benin_children_global_poverty_international_aid__optBenin is a small country in West Africa with a population of roughly 10 million people. Once the site of Dahomey, a West African kingdom that thrived because of its involvement in the slave trade, Benin has been stricken by widespread poverty since gaining independence from France in 1960. Though Benin has a relatively stable democratic government, it remains one of the poorest countries in Africa. Listed below are ten facts about poverty in Benin.

1. Almost 40 percent of Benin’s population lives below the poverty line.

2. Initiatives supported by the IMF and the World Bank have helped Benin’s economy to grow an average of 4.0 percent annually over the past ten years, raising its national per capita income to $780 in 2011.

3. Benin’s economy relies mostly on the cotton trade, and agriculture is the main source of income for 70 percent of the country’s workforce.

4. Benin’s economy is vulnerable not only because it is based primarily on agriculture but also because re-export trade with Nigeria makes up roughly 20 percent of its GDP.

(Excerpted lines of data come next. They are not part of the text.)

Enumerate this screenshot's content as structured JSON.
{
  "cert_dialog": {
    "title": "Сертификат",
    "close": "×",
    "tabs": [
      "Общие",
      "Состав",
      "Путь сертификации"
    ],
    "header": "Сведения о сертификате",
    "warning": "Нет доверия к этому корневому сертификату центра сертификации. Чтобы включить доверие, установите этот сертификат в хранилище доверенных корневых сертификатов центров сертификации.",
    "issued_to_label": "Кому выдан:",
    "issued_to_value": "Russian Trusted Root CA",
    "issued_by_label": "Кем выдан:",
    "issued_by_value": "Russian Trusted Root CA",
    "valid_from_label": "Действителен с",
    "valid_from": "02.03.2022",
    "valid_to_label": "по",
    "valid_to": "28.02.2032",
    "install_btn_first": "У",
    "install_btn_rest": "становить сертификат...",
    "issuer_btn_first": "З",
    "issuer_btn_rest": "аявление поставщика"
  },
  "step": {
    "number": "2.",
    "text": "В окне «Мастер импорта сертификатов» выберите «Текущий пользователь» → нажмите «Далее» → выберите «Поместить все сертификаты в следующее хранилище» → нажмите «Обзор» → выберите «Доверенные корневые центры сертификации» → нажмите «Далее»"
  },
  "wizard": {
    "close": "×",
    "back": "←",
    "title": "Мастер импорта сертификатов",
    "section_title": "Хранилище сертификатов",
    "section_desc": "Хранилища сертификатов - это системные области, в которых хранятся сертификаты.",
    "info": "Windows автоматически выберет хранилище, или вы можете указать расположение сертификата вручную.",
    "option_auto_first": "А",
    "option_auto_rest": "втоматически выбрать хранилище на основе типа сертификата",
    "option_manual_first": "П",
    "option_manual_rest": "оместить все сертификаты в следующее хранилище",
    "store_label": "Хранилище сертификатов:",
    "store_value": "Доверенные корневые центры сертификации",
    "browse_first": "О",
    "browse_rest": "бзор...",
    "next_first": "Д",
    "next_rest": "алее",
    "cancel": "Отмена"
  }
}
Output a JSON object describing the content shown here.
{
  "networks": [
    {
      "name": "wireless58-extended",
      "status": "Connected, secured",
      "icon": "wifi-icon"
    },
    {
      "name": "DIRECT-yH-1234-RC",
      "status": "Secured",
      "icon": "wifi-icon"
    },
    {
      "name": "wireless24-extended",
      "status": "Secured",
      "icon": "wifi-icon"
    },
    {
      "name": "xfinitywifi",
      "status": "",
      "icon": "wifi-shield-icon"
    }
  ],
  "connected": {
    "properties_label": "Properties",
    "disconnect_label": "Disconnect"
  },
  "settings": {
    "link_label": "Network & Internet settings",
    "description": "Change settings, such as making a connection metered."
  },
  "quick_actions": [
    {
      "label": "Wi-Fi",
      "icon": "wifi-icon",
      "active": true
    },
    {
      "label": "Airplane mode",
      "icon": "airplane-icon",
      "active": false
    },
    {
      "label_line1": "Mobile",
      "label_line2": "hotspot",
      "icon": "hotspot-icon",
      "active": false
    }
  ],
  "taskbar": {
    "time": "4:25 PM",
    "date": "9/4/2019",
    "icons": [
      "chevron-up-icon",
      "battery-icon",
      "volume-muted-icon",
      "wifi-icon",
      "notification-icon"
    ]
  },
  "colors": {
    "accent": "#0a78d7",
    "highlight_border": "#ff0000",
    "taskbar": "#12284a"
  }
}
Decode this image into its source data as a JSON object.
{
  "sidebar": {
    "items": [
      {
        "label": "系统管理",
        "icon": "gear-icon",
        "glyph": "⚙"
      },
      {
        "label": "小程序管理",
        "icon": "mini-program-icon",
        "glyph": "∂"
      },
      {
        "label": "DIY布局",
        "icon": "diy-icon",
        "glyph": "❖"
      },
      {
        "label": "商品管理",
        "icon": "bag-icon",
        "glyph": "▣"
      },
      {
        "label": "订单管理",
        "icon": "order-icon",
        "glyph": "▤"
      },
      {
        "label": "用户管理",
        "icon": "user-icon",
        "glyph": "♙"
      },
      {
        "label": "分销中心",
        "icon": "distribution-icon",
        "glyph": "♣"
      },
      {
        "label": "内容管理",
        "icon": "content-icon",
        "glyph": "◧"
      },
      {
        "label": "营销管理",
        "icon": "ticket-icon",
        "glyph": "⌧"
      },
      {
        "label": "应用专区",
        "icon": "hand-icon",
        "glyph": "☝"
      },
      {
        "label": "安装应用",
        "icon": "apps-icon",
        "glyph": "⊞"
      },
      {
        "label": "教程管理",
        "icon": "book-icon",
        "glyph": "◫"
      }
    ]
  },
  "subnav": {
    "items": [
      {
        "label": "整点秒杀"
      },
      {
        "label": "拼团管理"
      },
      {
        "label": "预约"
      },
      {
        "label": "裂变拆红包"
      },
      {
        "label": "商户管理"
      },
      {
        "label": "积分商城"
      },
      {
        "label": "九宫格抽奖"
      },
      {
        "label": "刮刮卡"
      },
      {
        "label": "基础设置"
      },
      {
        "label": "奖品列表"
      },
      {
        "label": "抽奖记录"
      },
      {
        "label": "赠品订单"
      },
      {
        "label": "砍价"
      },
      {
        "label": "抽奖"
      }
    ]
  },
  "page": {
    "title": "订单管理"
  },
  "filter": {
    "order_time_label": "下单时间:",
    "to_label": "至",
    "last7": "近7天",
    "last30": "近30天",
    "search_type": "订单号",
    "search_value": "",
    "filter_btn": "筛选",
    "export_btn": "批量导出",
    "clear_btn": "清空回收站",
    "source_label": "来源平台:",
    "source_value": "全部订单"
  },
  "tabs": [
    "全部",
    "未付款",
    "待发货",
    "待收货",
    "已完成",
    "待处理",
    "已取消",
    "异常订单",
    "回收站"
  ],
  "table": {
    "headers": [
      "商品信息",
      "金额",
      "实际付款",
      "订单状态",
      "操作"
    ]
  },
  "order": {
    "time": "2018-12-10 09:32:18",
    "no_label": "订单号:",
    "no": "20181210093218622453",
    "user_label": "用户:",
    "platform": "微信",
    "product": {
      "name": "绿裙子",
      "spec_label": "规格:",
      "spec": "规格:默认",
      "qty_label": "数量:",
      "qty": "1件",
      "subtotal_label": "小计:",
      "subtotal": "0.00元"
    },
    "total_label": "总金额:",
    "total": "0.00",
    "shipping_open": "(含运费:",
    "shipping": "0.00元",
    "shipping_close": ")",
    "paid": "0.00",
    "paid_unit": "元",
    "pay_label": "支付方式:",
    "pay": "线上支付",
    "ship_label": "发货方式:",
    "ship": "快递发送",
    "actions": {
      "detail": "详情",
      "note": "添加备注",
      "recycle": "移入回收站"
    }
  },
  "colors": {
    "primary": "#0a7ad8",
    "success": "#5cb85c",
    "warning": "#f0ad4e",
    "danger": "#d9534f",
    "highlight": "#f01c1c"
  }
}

5. There are an average of 58.54 deaths per 1,000 live births in Benin, giving it the 27th highest infant mortality rate in the world.

6. 44.1 percent of Benin’s population is fourteen years old or younger.

7.  The life expectancy in Benin is 56.5 years, shorter than the life expectancies of 165 other countries.

8. Benin ranks 166th on the UN’s Human Development Index out of the 187 countries and territories evaluated.

9. Benin’s hospitals provided .5 beds per 1,000 people in 2010.

10. Extreme poverty has caused human trafficking to increase in recent years. Children can be sold to rich families in neighboring countries for as little as $15.

Katie Bandera

Sources: World Bank, UNDP, The World Factbook, ABC News
Photo: Voice of Russia